Comment: Re:Because obscurity... (Score 3, Insightful) 379

by Casualposter (#30610420) Attached to: TSA Subpoenas Bloggers Over New Security Directive

They are wasting our time and money on this obviously stupid stuff and because it is so stupid, they slap "super secret" on it. Just because something is "secret" does not mean that it is in the best interest of the public to not know about it. The real national security issue is that some jackass got on a plane with a bomb in Nigeria, and then made it through Amsterdam and all the way to Detroit before trying to blow up the plane. Making passengers sit still with their hands in the air for the last hour of a 12 hour flight doesn't address how the bomb got on the flight to Detroit in the first place. The TSA has a tough job: keep the bombs off the planes without making air travel so odious that it doesn't work. But when the TSA does something like this proposal - something so obviously not related to fixing the actual problem, they want it to be secret because everyone will think, and rightfully so, that Colonel Klink and Sergeant Shultz of Hogan's Heros are running airport security.

To me, this leak falls under the whistleblower laws. This type of stupidity is negligent.

But of course, the TSA thinks that all of its requirements and lists must be secret because the "Bad Guys" will get through much easier if things are known. But then, secret laws and secret rules with brutal enforcement are fundamentally unfair and ineffective. Far too easy to catch the ignorantly innocent rather than the nefarious. The TSA has a history or trying to hide their rules and go with arbitrary requirements, and by golly they don't want ANYONE to talk about it.

Comment: Re:Programming without music? Listen Up Cog (Score 4, Insightful) 1019

by Casualposter (#30413540) Attached to: Music While Programming?

Forget you. You are not valuable. You are an expense. You are a necessary evil that cuts into the profits. Why do you think the company stock goes up when a bunch of you are laid off? If you were valuable assets, then the company could borrow against your value like it can against inventory and accounts receivable. You could be sold or traded like inventory or the old company car.

Right now there are fifty guys in line for your job. Your manager can replace you with another monkey in clothing faster than you can say "But I like music." IT does not matter what your experience or your skills or education, you are a cog in a machine and when you squeak you get replaced with some less squeaky cog.

That's the nature of companies in our day in age.


Over 160 Tutorial Videos Created For Unreal Dev Kit 48

Posted by Soulskill
from the how-it's-done dept.
As a follow-up to Epic Games' release of a free version of the Unreal Engine last month, the company has now posted over 160 video tutorials which demonstrate the various uses of the Unreal Development Kit. Roughly 20 hours of footage were created by technical education company 3D Buzz, with topics ranging from user interface to game physics to cinematics.

Games Workshop Goes After Fan Site 174

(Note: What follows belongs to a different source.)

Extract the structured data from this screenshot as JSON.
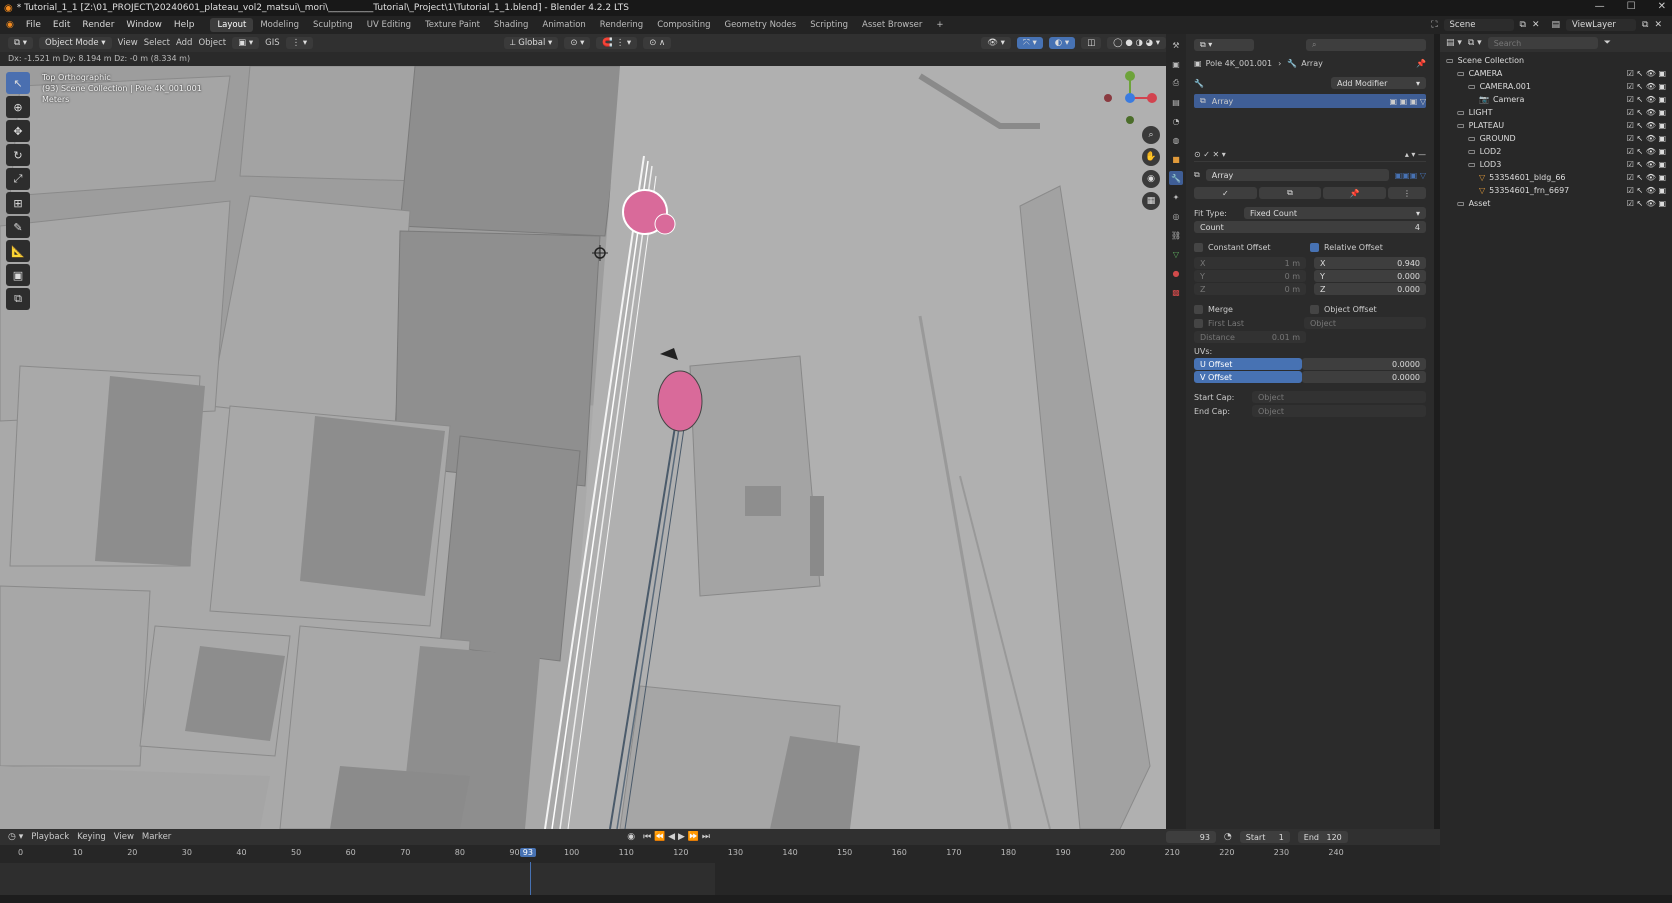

Posted by Soulskill
from the don't-anger-your-base dept.
mark.leaman writes "BoingBoing has a recent post regarding Games Workshop's aggressive posturing against fan sites featuring derivative work of their game products. 'Game publisher and miniature manufacturer Games Workshop just sent a cease and desist letter to, telling them to remove all fan-made players' aids. This includes scenarios, rules summaries, inventory manifests, scans to help replace worn pieces — many of these created for long out of print, well-loved games...' As a lifelong hobby gamer of table, board, card and miniature games, I view this as pure heresy. It made me reject the idea of buying any Games Workshop (read Warhammer) products for my son this Christmas. Their fate was sealed, in terms of my wallet, after I Googled their shenanigans. In 2007 they forbid Warhammer fan films, this year they shut down Vassal Modules, and a while back they went after retailers as well. What ever happened to fair use?"

Truly simple systems... require infinite testing. -- Norman Augustine